Night Moves Hospitality, the recently formed hospitality group from Greg Perez (formerly of Monkey’s Tail) and culinary director Lyle Bento, has launched the first of its planned concepts. Space Cowboy, which is attached to the newly renovated Heights House Hotel located at 100 W Cavalcade, is a blend of specialty cocktail bar, Asian- and Hawaiian-influenced restaurant and poolside lounge. Houston Food Finder was recently invited to a media preview and had the opportunity to try many of Space Cowboy’s offerings.
Space Cowboy is a retreat nestled right off I-45 in the Brook Smith neighborhood, an older, rapidly changing community just outside of the Heights. Visitors are greeted by a colorful exterior and a patio filled with a vibrant collection of colorful couches, tables and hammocks. However, guests entering the island-themed restaurant will find a dimly lit atmosphere punctuated by an enormous bird of paradise mural and an eclectic mix of neon lights, velvet couches and glowing green bar stools (the overall effect leans heavily into dance club chic). Anime fans may notice a fun Easter egg, a small shrine dedicated to Cowboy Bebop and its famous tagline, “See You Space Cowboy.”
The beverage program, which is helmed by Samantha Ruiz and Karen Cervantes, lives up to the expectations set by Perez’s work at Monkey’s Tail.

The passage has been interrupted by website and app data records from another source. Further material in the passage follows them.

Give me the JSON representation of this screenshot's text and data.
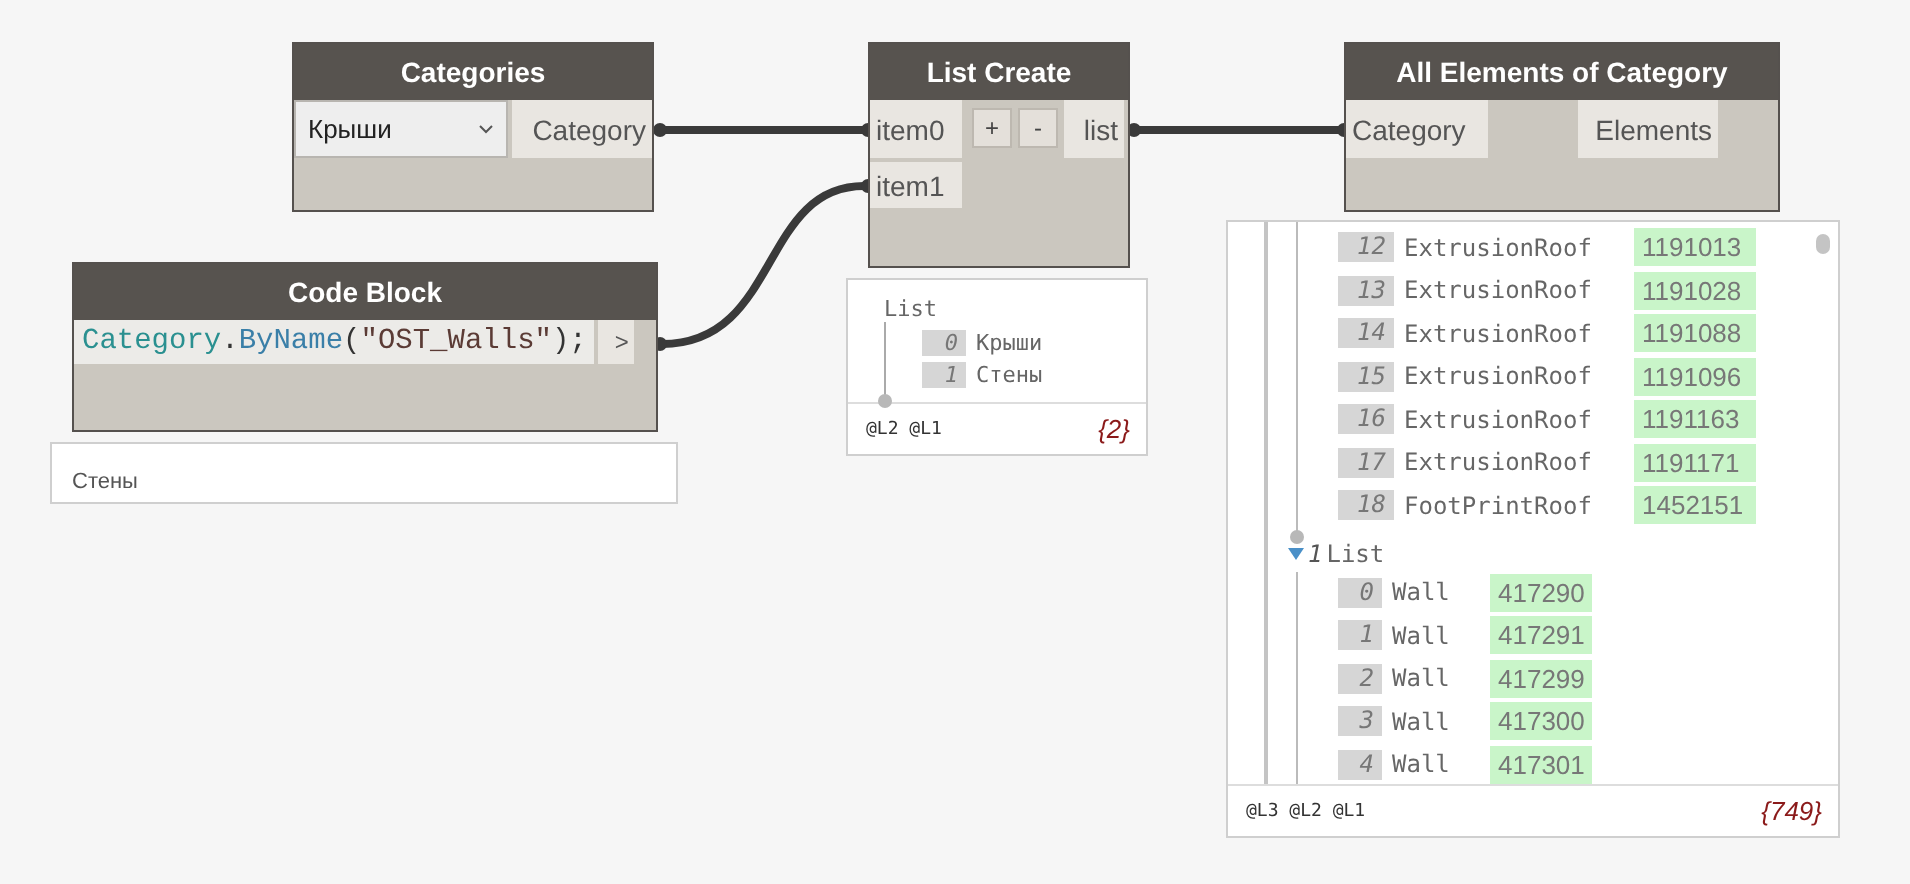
{
  "categories_node": {
    "title": "Categories",
    "dropdown": {
      "value": "Крыши"
    },
    "output": "Category"
  },
  "list_create_node": {
    "title": "List Create",
    "inputs": [
      "item0",
      "item1"
    ],
    "buttons": [
      "+",
      "-"
    ],
    "output": "list"
  },
  "all_elements_node": {
    "title": "All Elements of Category",
    "input": "Category",
    "output": "Elements"
  },
  "code_block_node": {
    "title": "Code Block",
    "code": [
      {
        "kind": "type",
        "text": "Category"
      },
      {
        "kind": "punct",
        "text": "."
      },
      {
        "kind": "method",
        "text": "ByName"
      },
      {
        "kind": "punct",
        "text": "("
      },
      {
        "kind": "string",
        "text": "\"OST_Walls\""
      },
      {
        "kind": "punct",
        "text": ");"
      }
    ],
    "output": ">"
  },
  "code_block_preview": {
    "text": "Стены"
  },
  "list_create_preview": {
    "label": "List",
    "items": [
      {
        "index": "0",
        "value": "Крыши"
      },
      {
        "index": "1",
        "value": "Стены"
      }
    ],
    "levels": "@L2 @L1",
    "count": "{2}"
  },
  "all_elements_preview": {
    "sublist_0": {
      "items": [
        {
          "index": "12",
          "type": "ExtrusionRoof",
          "id": "1191013"
        },
        {
          "index": "13",
          "type": "ExtrusionRoof",
          "id": "1191028"
        },
        {
          "index": "14",
          "type": "ExtrusionRoof",
          "id": "1191088"
        },
        {
          "index": "15",
          "type": "ExtrusionRoof",
          "id": "1191096"
        },
        {
          "index": "16",
          "type": "ExtrusionRoof",
          "id": "1191163"
        },
        {
          "index": "17",
          "type": "ExtrusionRoof",
          "id": "1191171"
        },
        {
          "index": "18",
          "type": "FootPrintRoof",
          "id": "1452151"
        }
      ]
    },
    "sublist_1": {
      "index": "1",
      "label": "List",
      "expanded": true,
      "items": [
        {
          "index": "0",
          "type": "Wall",
          "id": "417290"
        },
        {
          "index": "1",
          "type": "Wall",
          "id": "417291"
        },
        {
          "index": "2",
          "type": "Wall",
          "id": "417299"
        },
        {
          "index": "3",
          "type": "Wall",
          "id": "417300"
        },
        {
          "index": "4",
          "type": "Wall",
          "id": "417301"
        }
      ]
    },
    "levels": "@L3 @L2 @L1",
    "count": "{749}"
  }
}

It reflects the bar’s personality with cocktail names such as Spacion Wagon and Is There Life On Mars. The menu starts with the 12 house cocktails, several of which put tropical spins on classic drinks. For example, the Clarified #10 is an elegant take on the Piña Colada and its close cousin the Painkiller, while Big Daddy Sam combines Knob Creek rye, banana liqueur and Mezcal for a riff on the Sazerac.
Several drinks at Space Cowboy take a more whimsical route. The Banana Hammock, the bar’s twist on the banana daiquiri, is topped with a housemade spiked whipped cream. The Cream Fortress is a rum-based libation loaded with boba, while La Fresona, a blend of tequila and spicy liqueur Ancho Reyes Verde, is served in a Capri Sun-style pouch.
Under the Party Favors section of the menu, patrons will find shareable concoctions such as the Poolside Grove, which combines Absolut Pear Elderflower vodka, Bayou City Bucha tepache, lemon and agave into a drink for two. There are also frozen specials called Martian Icee’s and Jell-o shots. If fancy cocktails are not your thing, Space Cowboy features a selection of beers, wines and spirits. However, despite the diverse beverage program, the spirits selection was smaller than expected (and may still be developing); a few categories were minimally represented or absent entirely. But for the spirits the bar does emphasize, such as rum, patrons may want to ask for a tour through the collection.
Lyle Bento, former chef/owner of now-closed Southern Goods, has developed a focused food menu that emphasizes tropical and island flavors. Much of the menu consists of small or shareable plates such as Lechon Kawaii (pork belly served with a tangy Filipino dipping sauce) and Jerked Cauliflower served with a curried aioli.
The menu also features seafood dishes like Tako Sunomono, a grilled octopus salad topped with a ginger sesame vinaigrette and OKA, a ceviche tossed with lime, plantains and coconut creme.
Diners looking for heartier fare can try the Boom Boom Burger, a double-patty cheeseburger with caramelized onions and boom boom sauce (a sweet chili and garlic mayo) or Maui Short Ribs served with macaroni salad. The Army Fried Rice, a play on budae jjigae (Korean army stew), ticked every box with its blend of vibrant and tangy flavors.
Space Cowboy, which is early in the hospitality group’s run, is still working out some kinks. Follow-up visits have had issues with varying drink quality, menu items being unavailable and inattentive management. Given some time, Space Cowboy can become a destination for foodies and beverage enthusiasts alike. Space Cowboy’s bar is open daily from 4 p.m. to 2 a.m.; the restaurant is open from 4 p.m. to midnight.